* Exercise prompt *
For each line below, write it out exactly as it appears.

▬▬▬▬▬▬

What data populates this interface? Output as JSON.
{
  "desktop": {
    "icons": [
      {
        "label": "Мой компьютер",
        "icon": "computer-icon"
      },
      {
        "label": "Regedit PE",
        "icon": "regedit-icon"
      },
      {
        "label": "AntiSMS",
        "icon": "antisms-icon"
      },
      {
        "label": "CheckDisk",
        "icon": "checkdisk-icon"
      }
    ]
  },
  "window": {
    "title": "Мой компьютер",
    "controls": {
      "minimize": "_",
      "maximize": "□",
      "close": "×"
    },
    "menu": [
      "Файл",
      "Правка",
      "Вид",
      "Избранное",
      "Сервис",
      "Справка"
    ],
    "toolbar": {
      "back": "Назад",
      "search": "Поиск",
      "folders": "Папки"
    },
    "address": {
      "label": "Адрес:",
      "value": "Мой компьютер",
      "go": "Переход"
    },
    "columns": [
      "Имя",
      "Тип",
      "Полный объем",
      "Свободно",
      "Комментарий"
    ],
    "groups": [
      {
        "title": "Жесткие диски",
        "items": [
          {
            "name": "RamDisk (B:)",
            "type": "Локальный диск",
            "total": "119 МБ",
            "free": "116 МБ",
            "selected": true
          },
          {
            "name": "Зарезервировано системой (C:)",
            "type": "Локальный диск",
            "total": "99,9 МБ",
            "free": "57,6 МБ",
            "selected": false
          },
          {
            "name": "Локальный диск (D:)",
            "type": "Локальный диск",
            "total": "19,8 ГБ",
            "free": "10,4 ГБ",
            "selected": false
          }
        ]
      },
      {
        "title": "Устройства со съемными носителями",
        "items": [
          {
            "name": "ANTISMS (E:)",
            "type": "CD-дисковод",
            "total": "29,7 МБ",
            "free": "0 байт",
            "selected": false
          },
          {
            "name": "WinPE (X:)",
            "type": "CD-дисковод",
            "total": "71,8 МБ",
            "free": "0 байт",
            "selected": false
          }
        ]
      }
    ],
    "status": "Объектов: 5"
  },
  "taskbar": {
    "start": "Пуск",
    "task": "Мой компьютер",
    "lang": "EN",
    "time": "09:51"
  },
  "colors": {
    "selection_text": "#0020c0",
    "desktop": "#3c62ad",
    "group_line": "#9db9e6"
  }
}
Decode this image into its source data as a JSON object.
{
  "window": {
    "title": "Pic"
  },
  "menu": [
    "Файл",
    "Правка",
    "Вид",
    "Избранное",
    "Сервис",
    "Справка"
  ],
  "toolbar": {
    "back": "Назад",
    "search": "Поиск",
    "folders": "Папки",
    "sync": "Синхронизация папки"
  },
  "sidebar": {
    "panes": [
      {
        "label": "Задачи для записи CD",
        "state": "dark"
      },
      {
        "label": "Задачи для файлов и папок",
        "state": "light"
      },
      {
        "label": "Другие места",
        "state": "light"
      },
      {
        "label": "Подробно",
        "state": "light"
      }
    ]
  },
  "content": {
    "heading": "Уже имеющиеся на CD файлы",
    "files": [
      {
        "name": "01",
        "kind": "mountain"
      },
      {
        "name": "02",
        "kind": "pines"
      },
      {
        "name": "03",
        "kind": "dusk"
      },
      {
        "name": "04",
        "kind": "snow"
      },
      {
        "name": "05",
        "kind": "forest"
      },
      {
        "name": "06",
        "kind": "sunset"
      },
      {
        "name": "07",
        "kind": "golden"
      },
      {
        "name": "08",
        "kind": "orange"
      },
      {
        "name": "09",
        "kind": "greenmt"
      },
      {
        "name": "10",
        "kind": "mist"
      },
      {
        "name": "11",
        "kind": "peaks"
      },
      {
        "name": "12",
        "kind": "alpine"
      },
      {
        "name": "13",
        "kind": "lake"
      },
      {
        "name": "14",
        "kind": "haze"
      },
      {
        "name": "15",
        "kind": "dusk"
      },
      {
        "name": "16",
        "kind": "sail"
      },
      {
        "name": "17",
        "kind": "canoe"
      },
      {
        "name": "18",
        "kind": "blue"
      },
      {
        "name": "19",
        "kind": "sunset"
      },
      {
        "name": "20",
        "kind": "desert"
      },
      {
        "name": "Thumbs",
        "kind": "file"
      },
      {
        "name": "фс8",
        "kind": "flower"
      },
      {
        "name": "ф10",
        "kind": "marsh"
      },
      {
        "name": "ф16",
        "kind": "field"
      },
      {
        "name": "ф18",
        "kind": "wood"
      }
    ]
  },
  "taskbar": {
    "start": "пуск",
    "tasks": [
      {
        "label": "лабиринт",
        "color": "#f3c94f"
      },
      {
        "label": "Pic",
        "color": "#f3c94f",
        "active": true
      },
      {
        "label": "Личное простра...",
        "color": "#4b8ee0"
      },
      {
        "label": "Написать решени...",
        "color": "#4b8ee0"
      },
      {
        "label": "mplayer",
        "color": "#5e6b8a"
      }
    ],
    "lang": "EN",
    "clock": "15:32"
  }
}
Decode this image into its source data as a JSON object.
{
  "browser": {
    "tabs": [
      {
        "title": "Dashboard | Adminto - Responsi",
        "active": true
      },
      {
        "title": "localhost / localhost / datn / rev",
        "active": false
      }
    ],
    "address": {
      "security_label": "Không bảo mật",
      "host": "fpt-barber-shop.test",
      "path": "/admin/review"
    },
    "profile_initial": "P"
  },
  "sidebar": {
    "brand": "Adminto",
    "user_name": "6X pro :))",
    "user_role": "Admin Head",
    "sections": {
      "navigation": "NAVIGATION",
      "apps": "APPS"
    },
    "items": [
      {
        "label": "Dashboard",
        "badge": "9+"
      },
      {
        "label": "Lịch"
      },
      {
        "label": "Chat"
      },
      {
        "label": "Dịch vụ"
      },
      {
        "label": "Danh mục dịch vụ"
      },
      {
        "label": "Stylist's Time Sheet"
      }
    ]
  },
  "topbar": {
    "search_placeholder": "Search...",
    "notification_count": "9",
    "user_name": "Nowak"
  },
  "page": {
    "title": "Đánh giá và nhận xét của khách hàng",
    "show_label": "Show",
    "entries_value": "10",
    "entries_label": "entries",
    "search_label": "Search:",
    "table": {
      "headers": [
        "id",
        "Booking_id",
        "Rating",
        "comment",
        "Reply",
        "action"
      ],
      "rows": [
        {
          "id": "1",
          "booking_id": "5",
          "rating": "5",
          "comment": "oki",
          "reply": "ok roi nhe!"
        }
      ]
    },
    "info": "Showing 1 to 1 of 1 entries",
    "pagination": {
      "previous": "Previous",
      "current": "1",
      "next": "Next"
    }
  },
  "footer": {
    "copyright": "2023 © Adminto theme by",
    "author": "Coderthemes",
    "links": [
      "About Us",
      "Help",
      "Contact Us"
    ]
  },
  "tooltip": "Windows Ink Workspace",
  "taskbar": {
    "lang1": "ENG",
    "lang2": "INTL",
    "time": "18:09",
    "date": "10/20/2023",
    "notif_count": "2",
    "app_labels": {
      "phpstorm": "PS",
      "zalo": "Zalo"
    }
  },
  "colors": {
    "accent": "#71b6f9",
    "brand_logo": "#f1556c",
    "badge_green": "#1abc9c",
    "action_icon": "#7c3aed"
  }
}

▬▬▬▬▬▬

* Written solution *
What data populates this interface? Output as JSON.
{
  "desktop": {
    "icons": [
      {
        "label": "Мой компьютер",
        "icon": "computer-icon"
      },
      {
        "label": "Regedit PE",
        "icon": "regedit-icon"
      },
      {
        "label": "AntiSMS",
        "icon": "antisms-icon"
      },
      {
        "label": "CheckDisk",
        "icon": "checkdisk-icon"
      }
    ]
  },
  "window": {
    "title": "Мой компьютер",
    "controls": {
      "minimize": "_",
      "maximize": "□",
      "close": "×"
    },
    "menu": [
      "Файл",
      "Правка",
      "Вид",
      "Избранное",
      "Сервис",
      "Справка"
    ],
    "toolbar": {
      "back": "Назад",
      "search": "Поиск",
      "folders": "Папки"
    },
    "address": {
      "label": "Адрес:",
      "value": "Мой компьютер",
      "go": "Переход"
    },
    "columns": [
      "Имя",
      "Тип",
      "Полный объем",
      "Свободно",
      "Комментарий"
    ],
    "groups": [
      {
        "title": "Жесткие диски",
        "items": [
          {
            "name": "RamDisk (B:)",
            "type": "Локальный диск",
            "total": "119 МБ",
            "free": "116 МБ",
            "selected": true
          },
          {
            "name": "Зарезервировано системой (C:)",
            "type": "Локальный диск",
            "total": "99,9 МБ",
            "free": "57,6 МБ",
            "selected": false
          },
          {
            "name": "Локальный диск (D:)",
            "type": "Локальный диск",
            "total": "19,8 ГБ",
            "free": "10,4 ГБ",
            "selected": false
          }
        ]
      },
      {
        "title": "Устройства со съемными носителями",
        "items": [
          {
            "name": "ANTISMS (E:)",
            "type": "CD-дисковод",
            "total": "29,7 МБ",
            "free": "0 байт",
            "selected": false
          },
          {
            "name": "WinPE (X:)",
            "type": "CD-дисковод",
            "total": "71,8 МБ",
            "free": "0 байт",
            "selected": false
          }
        ]
      }
    ],
    "status": "Объектов: 5"
  },
  "taskbar": {
    "start": "Пуск",
    "task": "Мой компьютер",
    "lang": "EN",
    "time": "09:51"
  },
  "colors": {
    "selection_text": "#0020c0",
    "desktop": "#3c62ad",
    "group_line": "#9db9e6"
  }
}
Decode this image into its source data as a JSON object.
{
  "window": {
    "title": "Pic"
  },
  "menu": [
    "Файл",
    "Правка",
    "Вид",
    "Избранное",
    "Сервис",
    "Справка"
  ],
  "toolbar": {
    "back": "Назад",
    "search": "Поиск",
    "folders": "Папки",
    "sync": "Синхронизация папки"
  },
  "sidebar": {
    "panes": [
      {
        "label": "Задачи для записи CD",
        "state": "dark"
      },
      {
        "label": "Задачи для файлов и папок",
        "state": "light"
      },
      {
        "label": "Другие места",
        "state": "light"
      },
      {
        "label": "Подробно",
        "state": "light"
      }
    ]
  },
  "content": {
    "heading": "Уже имеющиеся на CD файлы",
    "files": [
      {
        "name": "01",
        "kind": "mountain"
      },
      {
        "name": "02",
        "kind": "pines"
      },
      {
        "name": "03",
        "kind": "dusk"
      },
      {
        "name": "04",
        "kind": "snow"
      },
      {
        "name": "05",
        "kind": "forest"
      },
      {
        "name": "06",
        "kind": "sunset"
      },
      {
        "name": "07",
        "kind": "golden"
      },
      {
        "name": "08",
        "kind": "orange"
      },
      {
        "name": "09",
        "kind": "greenmt"
      },
      {
        "name": "10",
        "kind": "mist"
      },
      {
        "name": "11",
        "kind": "peaks"
      },
      {
        "name": "12",
        "kind": "alpine"
      },
      {
        "name": "13",
        "kind": "lake"
      },
      {
        "name": "14",
        "kind": "haze"
      },
      {
        "name": "15",
        "kind": "dusk"
      },
      {
        "name": "16",
        "kind": "sail"
      },
      {
        "name": "17",
        "kind": "canoe"
      },
      {
        "name": "18",
        "kind": "blue"
      },
      {
        "name": "19",
        "kind": "sunset"
      },
      {
        "name": "20",
        "kind": "desert"
      },
      {
        "name": "Thumbs",
        "kind": "file"
      },
      {
        "name": "фс8",
        "kind": "flower"
      },
      {
        "name": "ф10",
        "kind": "marsh"
      },
      {
        "name": "ф16",
        "kind": "field"
      },
      {
        "name": "ф18",
        "kind": "wood"
      }
    ]
  },
  "taskbar": {
    "start": "пуск",
    "tasks": [
      {
        "label": "лабиринт",
        "color": "#f3c94f"
      },
      {
        "label": "Pic",
        "color": "#f3c94f",
        "active": true
      },
      {
        "label": "Личное простра...",
        "color": "#4b8ee0"
      },
      {
        "label": "Написать решени...",
        "color": "#4b8ee0"
      },
      {
        "label": "mplayer",
        "color": "#5e6b8a"
      }
    ],
    "lang": "EN",
    "clock": "15:32"
  }
}
Decode this image into its source data as a JSON object.
{
  "browser": {
    "tabs": [
      {
        "title": "Dashboard | Adminto - Responsi",
        "active": true
      },
      {
        "title": "localhost / localhost / datn / rev",
        "active": false
      }
    ],
    "address": {
      "security_label": "Không bảo mật",
      "host": "fpt-barber-shop.test",
      "path": "/admin/review"
    },
    "profile_initial": "P"
  },
  "sidebar": {
    "brand": "Adminto",
    "user_name": "6X pro :))",
    "user_role": "Admin Head",
    "sections": {
      "navigation": "NAVIGATION",
      "apps": "APPS"
    },
    "items": [
      {
        "label": "Dashboard",
        "badge": "9+"
      },
      {
        "label": "Lịch"
      },
      {
        "label": "Chat"
      },
      {
        "label": "Dịch vụ"
      },
      {
        "label": "Danh mục dịch vụ"
      },
      {
        "label": "Stylist's Time Sheet"
      }
    ]
  },
  "topbar": {
    "search_placeholder": "Search...",
    "notification_count": "9",
    "user_name": "Nowak"
  },
  "page": {
    "title": "Đánh giá và nhận xét của khách hàng",
    "show_label": "Show",
    "entries_value": "10",
    "entries_label": "entries",
    "search_label": "Search:",
    "table": {
      "headers": [
        "id",
        "Booking_id",
        "Rating",
        "comment",
        "Reply",
        "action"
      ],
      "rows": [
        {
          "id": "1",
          "booking_id": "5",
          "rating": "5",
          "comment": "oki",
          "reply": "ok roi nhe!"
        }
      ]
    },
    "info": "Showing 1 to 1 of 1 entries",
    "pagination": {
      "previous": "Previous",
      "current": "1",
      "next": "Next"
    }
  },
  "footer": {
    "copyright": "2023 © Adminto theme by",
    "author": "Coderthemes",
    "links": [
      "About Us",
      "Help",
      "Contact Us"
    ]
  },
  "tooltip": "Windows Ink Workspace",
  "taskbar": {
    "lang1": "ENG",
    "lang2": "INTL",
    "time": "18:09",
    "date": "10/20/2023",
    "notif_count": "2",
    "app_labels": {
      "phpstorm": "PS",
      "zalo": "Zalo"
    }
  },
  "colors": {
    "accent": "#71b6f9",
    "brand_logo": "#f1556c",
    "badge_green": "#1abc9c",
    "action_icon": "#7c3aed"
  }
}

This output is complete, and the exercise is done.